Born in Budapest, Hungary to a wealthy, acculturated and non-observant Jewish family, von Neumann was a child prodigy, able to divide two 8-digit numbers mentally at 6 years old. Superiorly ahead of his peers, von Neumann received private mathematical instructions under the renowned analyst Gabor Szego, and Szego was so astounded by the boy's talent that he was brought to tears. By the age of 19, von Neumann had already published two major mathematical papers, and subsequently attended the University of Berlin followed by the prestigious ETH Zurich, a school at which the prominent mathematician George Poyle later said "John von Neumann was the only student I was ever afraid of."
At 53, von Neumann died of either bone or pancreatic cancer, allegedly seeded from the radiation he received from the testing of the atomic bomb. Von Neumann was the man of thinking to his last breath, but with a tragic turn near that point. Edward Teller, probably the most important physicist of the Manhattan Project and a friend of von Neumann, once reminisced: "I cannot remember Johnny now with a very touching circumstance, when he was dying of cancer. His brain was affected. I visited him frequently. And he was trying to do what he always tried to do, and he was trying to argue with me, as he used to. And it wasn't functioning anymore. And I think he suffered from this loss more than I have seen any human to suffer, in any other circumstances."

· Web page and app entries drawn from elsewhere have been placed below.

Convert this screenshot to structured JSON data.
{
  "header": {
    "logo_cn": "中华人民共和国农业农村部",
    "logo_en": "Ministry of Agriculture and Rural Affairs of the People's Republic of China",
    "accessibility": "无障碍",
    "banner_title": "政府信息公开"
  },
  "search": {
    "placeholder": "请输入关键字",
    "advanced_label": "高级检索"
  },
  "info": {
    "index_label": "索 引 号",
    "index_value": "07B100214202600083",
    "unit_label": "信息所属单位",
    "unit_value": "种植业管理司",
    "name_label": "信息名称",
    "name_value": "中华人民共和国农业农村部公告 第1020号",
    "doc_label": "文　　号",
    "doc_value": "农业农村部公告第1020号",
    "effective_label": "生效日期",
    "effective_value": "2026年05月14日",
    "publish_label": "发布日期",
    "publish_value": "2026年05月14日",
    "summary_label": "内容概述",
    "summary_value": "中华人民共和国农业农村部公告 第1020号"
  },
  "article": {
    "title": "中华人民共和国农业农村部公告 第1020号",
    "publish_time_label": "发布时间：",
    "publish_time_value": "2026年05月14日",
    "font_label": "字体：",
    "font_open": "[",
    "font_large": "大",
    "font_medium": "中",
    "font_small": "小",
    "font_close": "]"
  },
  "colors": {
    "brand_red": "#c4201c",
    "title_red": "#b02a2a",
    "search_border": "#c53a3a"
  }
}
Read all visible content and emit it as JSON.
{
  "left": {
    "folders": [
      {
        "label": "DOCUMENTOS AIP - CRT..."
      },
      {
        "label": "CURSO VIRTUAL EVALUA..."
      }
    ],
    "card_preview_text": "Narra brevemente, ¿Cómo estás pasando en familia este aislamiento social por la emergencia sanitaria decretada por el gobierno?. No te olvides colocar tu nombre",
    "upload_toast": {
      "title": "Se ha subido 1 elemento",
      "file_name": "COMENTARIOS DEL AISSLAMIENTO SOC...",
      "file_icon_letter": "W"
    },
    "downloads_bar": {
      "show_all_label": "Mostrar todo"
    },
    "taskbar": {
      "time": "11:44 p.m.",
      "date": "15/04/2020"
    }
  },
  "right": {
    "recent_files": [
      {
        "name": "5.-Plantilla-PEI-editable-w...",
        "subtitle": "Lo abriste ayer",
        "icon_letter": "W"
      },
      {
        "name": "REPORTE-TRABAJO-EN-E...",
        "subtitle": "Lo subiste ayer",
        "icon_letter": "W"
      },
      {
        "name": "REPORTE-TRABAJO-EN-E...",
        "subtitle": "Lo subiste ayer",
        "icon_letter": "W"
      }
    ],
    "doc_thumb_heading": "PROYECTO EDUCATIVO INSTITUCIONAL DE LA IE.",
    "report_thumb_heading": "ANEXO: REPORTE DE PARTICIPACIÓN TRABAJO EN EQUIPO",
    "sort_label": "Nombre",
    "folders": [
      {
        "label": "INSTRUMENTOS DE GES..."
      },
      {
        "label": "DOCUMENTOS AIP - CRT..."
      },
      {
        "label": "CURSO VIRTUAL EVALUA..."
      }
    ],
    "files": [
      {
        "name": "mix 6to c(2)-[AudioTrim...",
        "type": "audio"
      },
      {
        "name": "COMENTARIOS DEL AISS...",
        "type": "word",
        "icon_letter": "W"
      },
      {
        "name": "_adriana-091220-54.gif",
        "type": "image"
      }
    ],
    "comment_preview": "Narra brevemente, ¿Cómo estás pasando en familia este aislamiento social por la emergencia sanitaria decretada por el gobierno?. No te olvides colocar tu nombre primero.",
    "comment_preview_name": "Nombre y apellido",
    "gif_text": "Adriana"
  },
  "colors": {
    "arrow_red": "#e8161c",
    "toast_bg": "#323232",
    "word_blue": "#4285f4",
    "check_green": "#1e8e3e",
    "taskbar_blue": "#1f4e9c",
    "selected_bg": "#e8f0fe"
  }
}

Role in the Tessera: Disappointed by Ada Lovelace's use of punching cards to store data, von Neumann implemented his electronic processing units, so the security system is less vulnerable to damage and could be more efficient. But S wanted no such improvement, and proceeded to destroy those units and the supply required to build the units. Von Neumann, having experienced the disorderly attitude of S first hand, called S "The entropy of the Horsley Tower."